Following the viral #MeToo social media campaign wherein women share experiences with sexual harassment and assault (or simply post “me too” as a show of solidarity and effort to contribute to the discussion surrounding the urgency with which we must address the mistreatment of women), I started thinking about the list of daily obstacles women face.
Sure, there’s the fending off of unwanted physical advances to speak of. There’s the experiences with being roofied or, most horrifyingly, with rape and molestation.
But there’s also the daily reminder of how being a woman shapes our experiences. How being a woman puts us on the defensive Every. Single. Day and literally impacts every aspect of our lives.
Before I get into the reminders, I want to acknowledge that not all assault against women is perpetrated by men. Women sexually harass and assault other women, too. Men are victims of assault as well. And assault is not limited to the gender binary. This post, however, focuses on the experiences of women at the hands of men.
Every woman’s experience is different, but there are some commonalities many women can relate to. And maybe — just maybe — if men really understood what it’s like to walk a day in our shoes, things could change. Maybe.
Being a woman for me means:
-Being hyper aware of my surroundings at all times. That guy next to me at the gas pump or in line behind me at the grocery store? I don’t know what he’s capable of. I don’t know his motives. He’s likely a nice dude, but the reality is I have to be prepared for the worst.
-Having to work overtime to prove my worth in professional settings. No, I’m not just here to hang up your coat and get you coffee. And even if I were, that’s not an excuse to treat me as a second class citizen.
-Being afraid to walk home, go to public places, or travel alone. I have and do embark on these endeavors solo, but the likelihood of me being attacked or mistreated increases tenfold, as does my anxiety in these situations.
-Not being able to appear in public without being catcalled, propositioned, or sized up like some piece of meat or car for sale. Even when I’m wearing my pajamas from the night before and I’m two steps below a hot mess.
-Living with a double standard. Promiscuous men = celebrated. Promiscuous women = slut, whore, used goods.
-Not having my medical concerns or complaints of pain taken as seriously as my husband’s. I must be overreacting. It’ll be fine, the doctor is sure.
-Being subjected to medical procedures intended to benefit the husband, not the woman. “Husband stitch,” anyone? It’s a real thing. Someone close to me has had serious medical complications because of it. And it absolutely is genital mutilation.
-Being held to a higher standard of beauty and attractiveness than my male counterparts. Impossible, unhealthy, potentially deadly standards, too.
-My worth being measured by how I look and not by what I know or can do.
-Being labeled an “attention whore” if what I do want to wear or look like can in any way be construed as sexually appealing or provocative. Wouldn’t want to be responsible for tempting the men.
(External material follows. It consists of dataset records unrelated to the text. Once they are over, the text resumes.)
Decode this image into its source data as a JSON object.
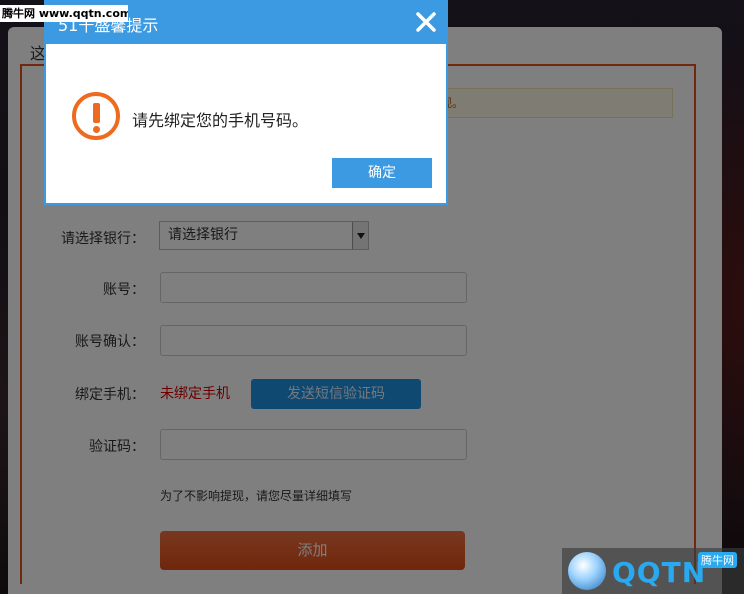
{
  "dialog": {
    "title": "51千盛馨提示",
    "message": "请先绑定您的手机号码。",
    "ok_label": "确定"
  },
  "panel": {
    "tab_title": "这",
    "notice_text": "观。"
  },
  "form": {
    "bank_label": "请选择银行：",
    "bank_selected": "请选择银行",
    "account_label": "账号：",
    "account_confirm_label": "账号确认：",
    "phone_label": "绑定手机：",
    "phone_status": "未绑定手机",
    "sms_button": "发送短信验证码",
    "code_label": "验证码：",
    "hint": "为了不影响提现，请您尽量详细填写",
    "add_button": "添加"
  },
  "watermark": {
    "top_text": "腾牛网 www.qqtn.com",
    "logo_text": "QQTN",
    "logo_sub": "腾牛网"
  },
  "colors": {
    "accent_blue": "#3b9ae1",
    "warning_orange": "#ee6a1e",
    "error_red": "#d40000",
    "add_orange": "#e04e18"
  }
}
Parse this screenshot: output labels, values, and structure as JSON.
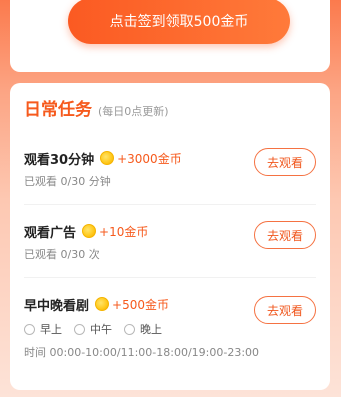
{
  "signin": {
    "button_label": "点击签到领取500金币"
  },
  "daily_tasks": {
    "title": "日常任务",
    "subtitle": "(每日0点更新)",
    "tasks": [
      {
        "name": "观看30分钟",
        "reward": "+3000金币",
        "progress": "已观看 0/30 分钟",
        "action": "去观看"
      },
      {
        "name": "观看广告",
        "reward": "+10金币",
        "progress": "已观看 0/30 次",
        "action": "去观看"
      },
      {
        "name": "早中晚看剧",
        "reward": "+500金币",
        "options": [
          "早上",
          "中午",
          "晚上"
        ],
        "time": "时间 00:00-10:00/11:00-18:00/19:00-23:00",
        "action": "去观看"
      }
    ]
  },
  "colors": {
    "accent": "#f65a1d",
    "button_gradient_start": "#fb5a22",
    "coin": "#ffc81a"
  }
}
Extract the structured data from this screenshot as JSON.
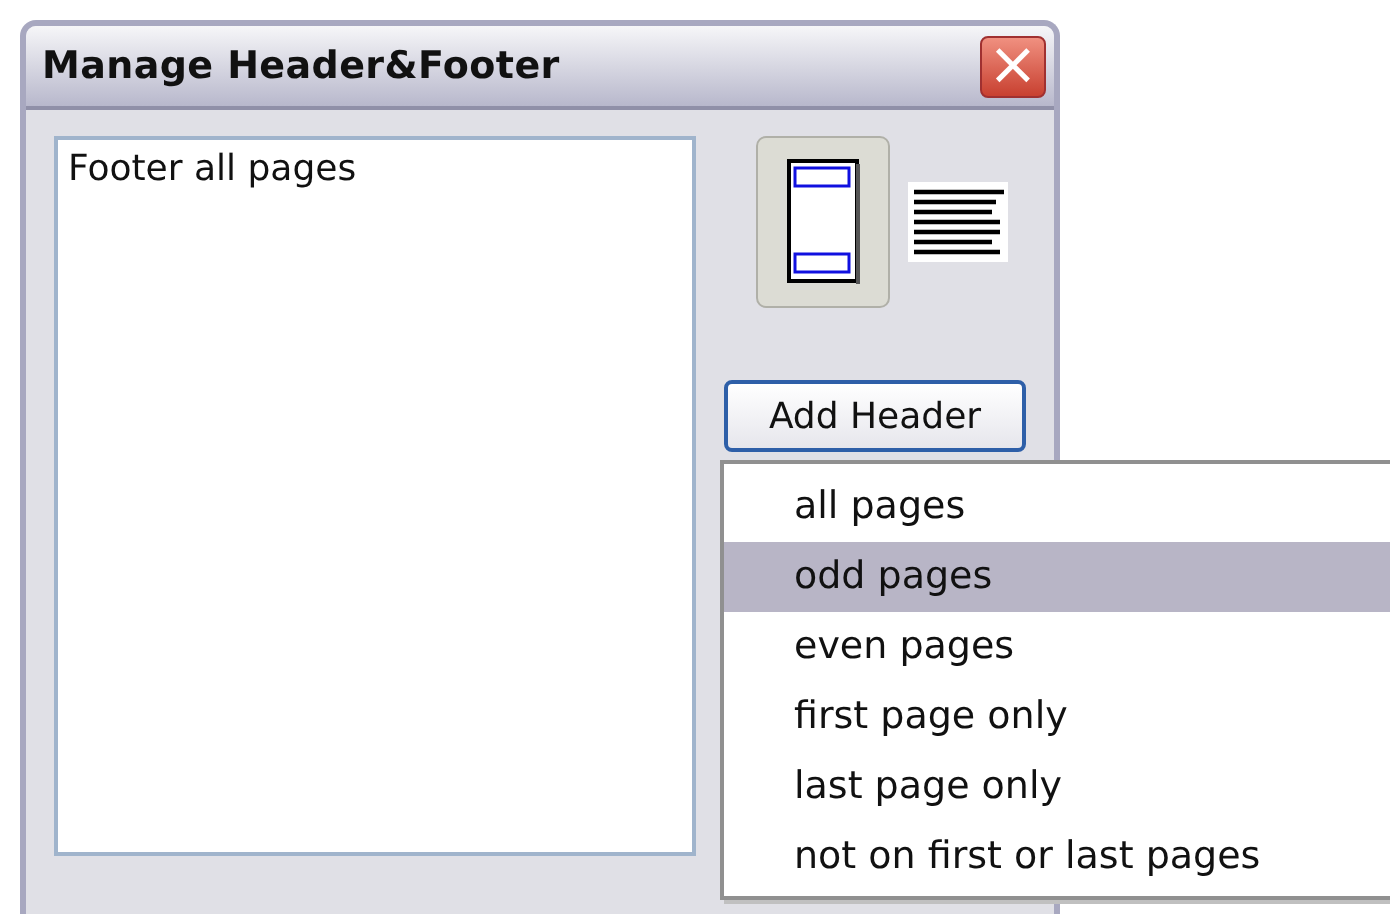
{
  "window": {
    "title": "Manage Header&Footer",
    "close_button": "×"
  },
  "list": {
    "items": [
      {
        "label": "Footer all pages",
        "selected": false
      }
    ]
  },
  "view_toggles": [
    {
      "kind": "page",
      "selected": true
    },
    {
      "kind": "lines",
      "selected": false
    }
  ],
  "add_button": {
    "label": "Add Header"
  },
  "menu": {
    "items": [
      {
        "label": "all pages",
        "selected": false
      },
      {
        "label": "odd pages",
        "selected": true
      },
      {
        "label": "even pages",
        "selected": false
      },
      {
        "label": "first page only",
        "selected": false
      },
      {
        "label": "last page only",
        "selected": false
      },
      {
        "label": "not on first or last pages",
        "selected": false
      }
    ]
  }
}
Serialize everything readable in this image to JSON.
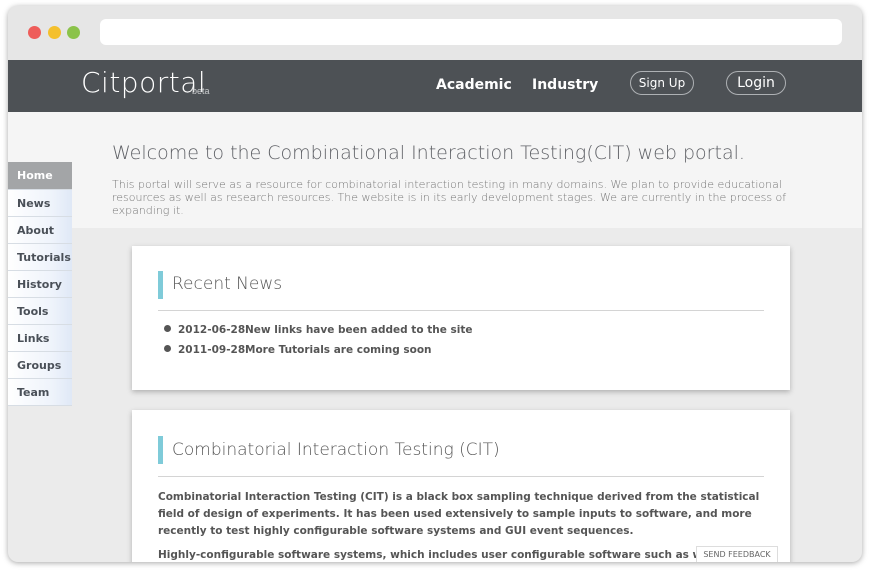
{
  "header": {
    "logo": "Citportal",
    "beta": "beta",
    "nav": {
      "academic": "Academic",
      "industry": "Industry"
    },
    "signup": "Sign Up",
    "login": "Login"
  },
  "hero": {
    "title": "Welcome to the Combinational Interaction Testing(CIT) web portal.",
    "text": "This portal will serve as a resource for combinatorial interaction testing in many domains. We plan to provide educational resources as well as research resources. The website is in its early development stages. We are currently in the process of expanding it."
  },
  "sidebar": {
    "items": [
      "Home",
      "News",
      "About",
      "Tutorials",
      "History",
      "Tools",
      "Links",
      "Groups",
      "Team"
    ],
    "active": "Home"
  },
  "news": {
    "title": "Recent News",
    "items": [
      {
        "date": "2012-06-28",
        "text": "New links have been added to the site"
      },
      {
        "date": "2011-09-28",
        "text": "More Tutorials are coming soon"
      }
    ]
  },
  "cit": {
    "title": "Combinatorial Interaction Testing (CIT)",
    "para1": "Combinatorial Interaction Testing (CIT) is a black box sampling technique derived from the statistical field of design of experiments. It has been used extensively to sample inputs to software, and more recently to test highly configurable software systems and GUI event sequences.",
    "para2": "Highly-configurable software systems, which includes user configurable software such as web browsers"
  },
  "feedback": "SEND FEEDBACK",
  "colors": {
    "header": "#4d5155",
    "accent": "#7fcbd9",
    "sidebar_active": "#a3a5a7"
  }
}
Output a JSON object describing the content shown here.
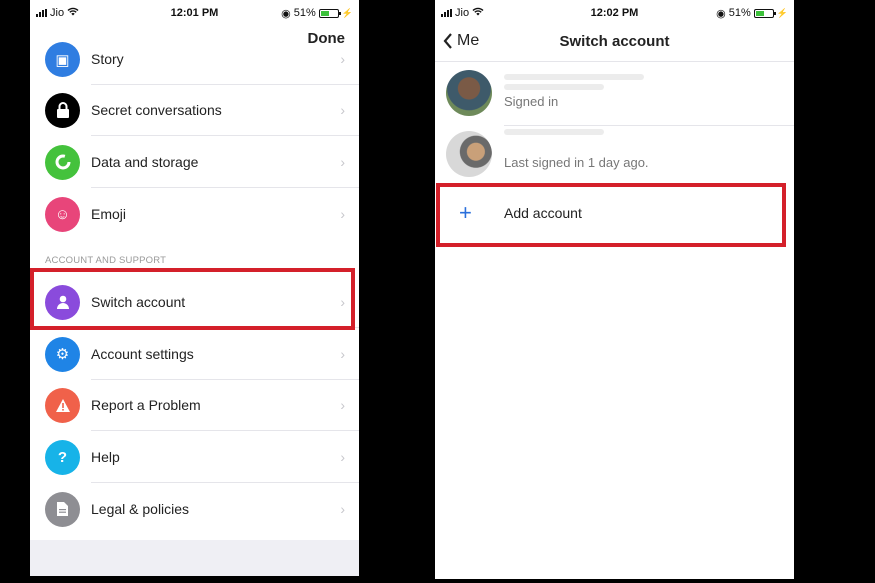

-Being blamed for bringing unwanted sexual advances onto myself.
-Being introduced with phrases that describe who my husband is or what I look like rather than my job title or skills, as my male counterparts are introduced. “Please meet the lovely _____” rather than “Allow me to introduce you to the talented [insert skills here], _____.” Barf.
-Having to constantly battle being talked over, dismissed, or ignored. I may have some of the same ideas as a male co-worker, for example, but guess who will receive recognition for them?
-Being told from a young age that if I don’t “learn to cook” or “clean,” how do I ever expect to find a man?
-Constantly having to use the “buddy system” while out with friends. Leave no woman alone. She could be drugged or worse.
-Being labeled a “bitch” if I dare assert or stand up for myself, a character trait my male counterparts are praised for.
-Being compensated less than my male counterparts for performing the exact same professional tasks.
-Battling gender norms and expectations. Into sports? Too masculine. Not the nurturing type? Heartless and cold.
-Difficulty commanding respect from those I manage — the same respect freely given to men in my professional position.
-Living in fear. Fear for my physical safety, my job security, my value as a competent, knowledgeable contributor to society.
These examples? These examples don’t even begin to scratch the surface of what it’s like to walk in these shoes. And they also don’t mean I lament the lot I’ve been given in life.
Instead, they mean change is needed. And yesterday. A thousand yesterdays before that.
So before anyone dismisses the very real obstacles women navigate on the daily, please: Hear us out. The details of our experiences may vary, but chances are, we all share similarities in our experiences.
And if you’d take a moment to Atticus Finch it — AKA walk a mile in our shoes — you just may understand how emergent this issue is.
So what are we going to do about it?